A chief investment officer of an endowment, who has talked to the co-heads, said that from an allocator’s perspective, one of the appeals of flexible investments like Apollo’s is that managers get to do the types of deal that fit with what’s happening in the larger economic world. In March and April of 2020, when the pandemic hit, investors could have bought some assets at fire-sale prices, but the opportunity was short lived as markets came back.
“Take distressed funds right now: Managers can’t sit on all that cash they raised for too long, so they have to do deals whether there are good ones out there are not,” the CIO said. “It’s not a new problem, but there’s got to be a solution to it.”
Right now, with robust capital markets and high spending by governments and consumers, the strategy is a fit for CEOs looking for partners to help with growth. “Today companies are almost all playing offense,” Michelini said. “Capital markets are feeling great; there’s lots of spending, lots of M&A going on. But they don’t want to issue straight equity — it’s too dilutive. They’re happy to do structured equity and bring in a partner to help navigate the growth.”
The hybrid value unit’s transaction with Albertsons Companies before it went public in late June 2020 was a growth play as grocers benefitted from people shut in their homes. Albertsons also needed to replace longtime private equity owner Cerberus Capital Management, which needed to return money to shareholders. Knowing profitability would go down at some point as lockdowns lifted, CEO Vivek Sankaran wanted Apollo’s help with other growth ideas.
“They have been a fabulous board observer and investor in that they also understand how they can add value, like connecting us to the right people or bringing us a macroeconomic perspective. Yet at the same time, they know where their line ends as an investor and where our line begins as a management team,” Sankaran told II.
As Ruberton explains it, hybrid value offers companies and investors an alternative to private equity.

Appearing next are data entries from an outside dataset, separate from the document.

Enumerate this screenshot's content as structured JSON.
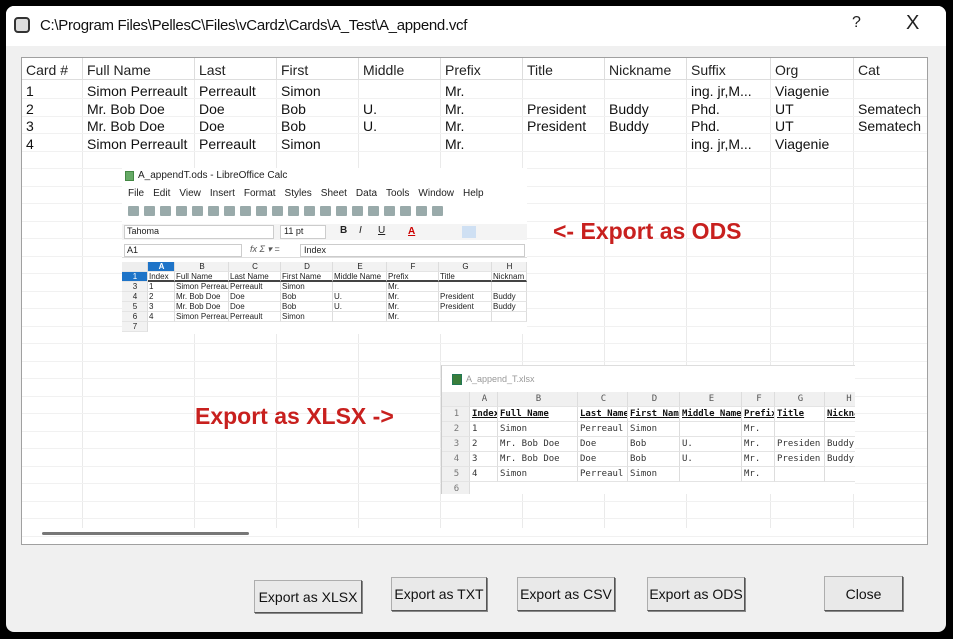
{
  "window": {
    "title": "C:\\Program Files\\PellesC\\Files\\vCardz\\Cards\\A_Test\\A_append.vcf",
    "help": "?",
    "close": "X"
  },
  "list": {
    "columns": [
      "Card #",
      "Full Name",
      "Last",
      "First",
      "Middle",
      "Prefix",
      "Title",
      "Nickname",
      "Suffix",
      "Org",
      "Cat"
    ],
    "rows": [
      [
        "1",
        "Simon Perreault",
        "Perreault",
        "Simon",
        "",
        "Mr.",
        "",
        "",
        "ing. jr,M...",
        "Viagenie",
        ""
      ],
      [
        "2",
        "Mr. Bob Doe",
        "Doe",
        "Bob",
        "U.",
        "Mr.",
        "President",
        "Buddy",
        "Phd.",
        "UT",
        "Sematech"
      ],
      [
        "3",
        "Mr. Bob Doe",
        "Doe",
        "Bob",
        "U.",
        "Mr.",
        "President",
        "Buddy",
        "Phd.",
        "UT",
        "Sematech"
      ],
      [
        "4",
        "Simon Perreault",
        "Perreault",
        "Simon",
        "",
        "Mr.",
        "",
        "",
        "ing. jr,M...",
        "Viagenie",
        ""
      ]
    ]
  },
  "annotations": {
    "ods": "<- Export as ODS",
    "xlsx": "Export as XLSX ->"
  },
  "libreoffice": {
    "title": "A_appendT.ods - LibreOffice Calc",
    "menu": [
      "File",
      "Edit",
      "View",
      "Insert",
      "Format",
      "Styles",
      "Sheet",
      "Data",
      "Tools",
      "Window",
      "Help"
    ],
    "font": "Tahoma",
    "size": "11 pt",
    "bold": "B",
    "italic": "I",
    "underline": "U",
    "cell_ref": "A1",
    "formula": "Index",
    "col_letters": [
      "A",
      "B",
      "C",
      "D",
      "E",
      "F",
      "G",
      "H"
    ],
    "row_numbers": [
      "1",
      "3",
      "4",
      "5",
      "6",
      "7"
    ],
    "rows": [
      [
        "Index",
        "Full Name",
        "Last Name",
        "First Name",
        "Middle Name",
        "Prefix",
        "Title",
        "Nicknam"
      ],
      [
        "1",
        "Simon Perreault",
        "Perreault",
        "Simon",
        "",
        "Mr.",
        "",
        ""
      ],
      [
        "2",
        "Mr. Bob Doe",
        "Doe",
        "Bob",
        "U.",
        "Mr.",
        "President",
        "Buddy"
      ],
      [
        "3",
        "Mr. Bob Doe",
        "Doe",
        "Bob",
        "U.",
        "Mr.",
        "President",
        "Buddy"
      ],
      [
        "4",
        "Simon Perreault",
        "Perreault",
        "Simon",
        "",
        "Mr.",
        "",
        ""
      ]
    ]
  },
  "excel": {
    "title": "A_append_T.xlsx",
    "col_letters": [
      "A",
      "B",
      "C",
      "D",
      "E",
      "F",
      "G",
      "H"
    ],
    "row_numbers": [
      "1",
      "2",
      "3",
      "4",
      "5",
      "6"
    ],
    "rows": [
      [
        "Index",
        "Full Name",
        "Last Name",
        "First Name",
        "Middle Name",
        "Prefix",
        "Title",
        "Nickname"
      ],
      [
        "1",
        "Simon",
        "Perreaul",
        "Simon",
        "",
        "Mr.",
        "",
        ""
      ],
      [
        "2",
        "Mr. Bob Doe",
        "Doe",
        "Bob",
        "U.",
        "Mr.",
        "Presiden",
        "Buddy"
      ],
      [
        "3",
        "Mr. Bob Doe",
        "Doe",
        "Bob",
        "U.",
        "Mr.",
        "Presiden",
        "Buddy"
      ],
      [
        "4",
        "Simon",
        "Perreaul",
        "Simon",
        "",
        "Mr.",
        "",
        ""
      ]
    ]
  },
  "buttons": {
    "xlsx": "Export as XLSX",
    "txt": "Export as TXT",
    "csv": "Export as CSV",
    "ods": "Export as ODS",
    "close": "Close"
  },
  "colors": {
    "annotation": "#c8201e",
    "lo_selected": "#1e74c8"
  }
}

“We can give you access to the same resources that you can get from a PE fund, but we don’t need control of your board room,” he said. For example, CEOs can get help to expand their sales forces, implement enterprise resource planning, and support HR departments, among other corporate resources. Investors, meanwhile, get some downside protection they wouldn’t get in a PE fund. The Apollo team, for instance, cordoned off Albertsons’ valuable real estate, in case the company hit trouble.
“From a management team’s perspective, it’s not really different from PE,” Sankaran said. “I look at it as I have Apollo as a board observer and significant investor in the company. Yes, with preferred shares, I’m paying a slightly higher dividend on it for now, but that is likely temporary, as the preferred shares are likely to convert to common shares over time.”
So far, the hybrid strategy is working. According to Apollo’s most recent earnings, hybrid value had a gross internal rate of return of 29 percent and a net IRR of 23 percent. It’s also working for Apollo, whose assets recently hit $13.1 billion, also announced in earnings.
But as the head of alternatives at a mid-size pension said, even though the strategy isn’t “so far outside the box,” it still doesn’t have a natural home for some allocators.
“My response is this is why you should do it,” Michelini said. “Because that viewpoint is shared by many LPs in the world, which means there isn’t a lot of capital chasing this asset class.”